told the Austria Press Agency. He
did not give the destination of the
The Americans killed in the
Nov. 11 accident - including a
family of four and a newly
engaged couple - were among
155 people who died when a fire
engulfed a cable car traveling
through a mountain tunnel at the
Austrian resort of Kaprun.
The Americans were all
members of military-affiliated ski
clubs in Germany. Other mem
bers of the same group escaped
the Nov. 11 accident because they
chose to go shopping rather than
■New York
Retailers given early holiday
gift as shoppers spend
New York —The first week
end of the holiday shopping sea
son turned out to be a pleasant
surprise for worried retailers: The
consumers who crowded malls
and logged onto e-commerce
sites spent more than expected as
they snapped up the season’s
must-have items.
Sweaters, coats and other
apparel items, bouncing back
from a months-long slump, were
the top sellers in stores and
online. In fact, clothing turned
out to be the most popular cate
gory on the Internet Friday, fol
lowed by consumer electronics.
Scooters and robotic pets were
the big standouts in toys.
“Sales looked pretty decent,”
said Michael P. Niemira, vice
president of the Bank of Tokyo
Mitsubishi on Sunday, estimating
the weekend’s sales will be about
5 to 6 percent higher than last
year. “It's a good start to the sea
son.

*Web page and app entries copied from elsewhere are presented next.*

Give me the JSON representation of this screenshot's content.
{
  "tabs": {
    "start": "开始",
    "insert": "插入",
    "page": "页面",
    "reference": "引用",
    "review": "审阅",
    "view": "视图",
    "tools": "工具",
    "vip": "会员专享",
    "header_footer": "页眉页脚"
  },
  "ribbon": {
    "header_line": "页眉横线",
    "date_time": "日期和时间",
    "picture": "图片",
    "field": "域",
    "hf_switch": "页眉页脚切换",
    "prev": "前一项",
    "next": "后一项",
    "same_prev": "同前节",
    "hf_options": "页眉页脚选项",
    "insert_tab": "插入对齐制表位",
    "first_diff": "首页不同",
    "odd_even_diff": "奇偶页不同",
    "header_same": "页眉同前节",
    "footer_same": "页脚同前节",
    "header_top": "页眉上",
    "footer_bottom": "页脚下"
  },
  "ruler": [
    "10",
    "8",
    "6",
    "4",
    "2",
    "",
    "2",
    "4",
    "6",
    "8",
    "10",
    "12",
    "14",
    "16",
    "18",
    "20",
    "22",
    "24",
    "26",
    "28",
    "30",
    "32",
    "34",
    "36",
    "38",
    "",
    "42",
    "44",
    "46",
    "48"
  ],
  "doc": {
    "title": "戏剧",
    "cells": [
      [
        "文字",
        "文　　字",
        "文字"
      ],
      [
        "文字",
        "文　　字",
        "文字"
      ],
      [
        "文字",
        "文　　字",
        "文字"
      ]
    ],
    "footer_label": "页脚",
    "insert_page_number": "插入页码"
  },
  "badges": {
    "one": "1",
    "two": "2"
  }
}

But where it goes from here
remains to be seen.”
The solid sales followed
months of sluggish business for
many retailers.
Buffett, Gates slated to play
in public bridge tournament
Billionaires Warren Buffet
and Bill Gates will be among the
more than200 people competing
this week in the “Sectional
Tournament at the Clubs,” a
local-level bridge tournament
that runs through Dec. 4.
Buffett, chairman of
Berkshire Hathaway Inc., invited
Gates, chairman of Microsoft
Corp., to play in the event, tour
nament director Jim Nadi said.
They will be joined by
Buffett's longtime bridge partner
and two-time world champion
Sharon Osberg, an executive vice
president for Online Financial
Services Group at Wells Fargo in
San Francisco.
Nash said Bob Hamman of
Dallas will play with Gates.
Hamman has been the World
Bridge Federation’s top-ranked
player for 15 years.
Gates is a relative newcomer
to bridge, and Hamman is play
ing with him to help promote the
game, Nash said.
Because of a reporting error,
the number of Institutional
Review Boards was listed incor
rectly in a story about fetal tissue
and stem cell research in
Tuesday's Daily Nebraskan.
There are four Institutional
Review Boards - one at the
University of Nebraska-Lincoln,
one at the University of Nebraska
at Kearney, one at the University
of Nebraska at Omaha and one at
the University of Nebraska
Medical Center.
Because of a reporting error,
the minimum grade point aver
age to be eligible for the Teach
For America program was incor
rect in Monday’s Daily
Nebraskan. A 2.5 grade point
average is required to be eligible
for the program.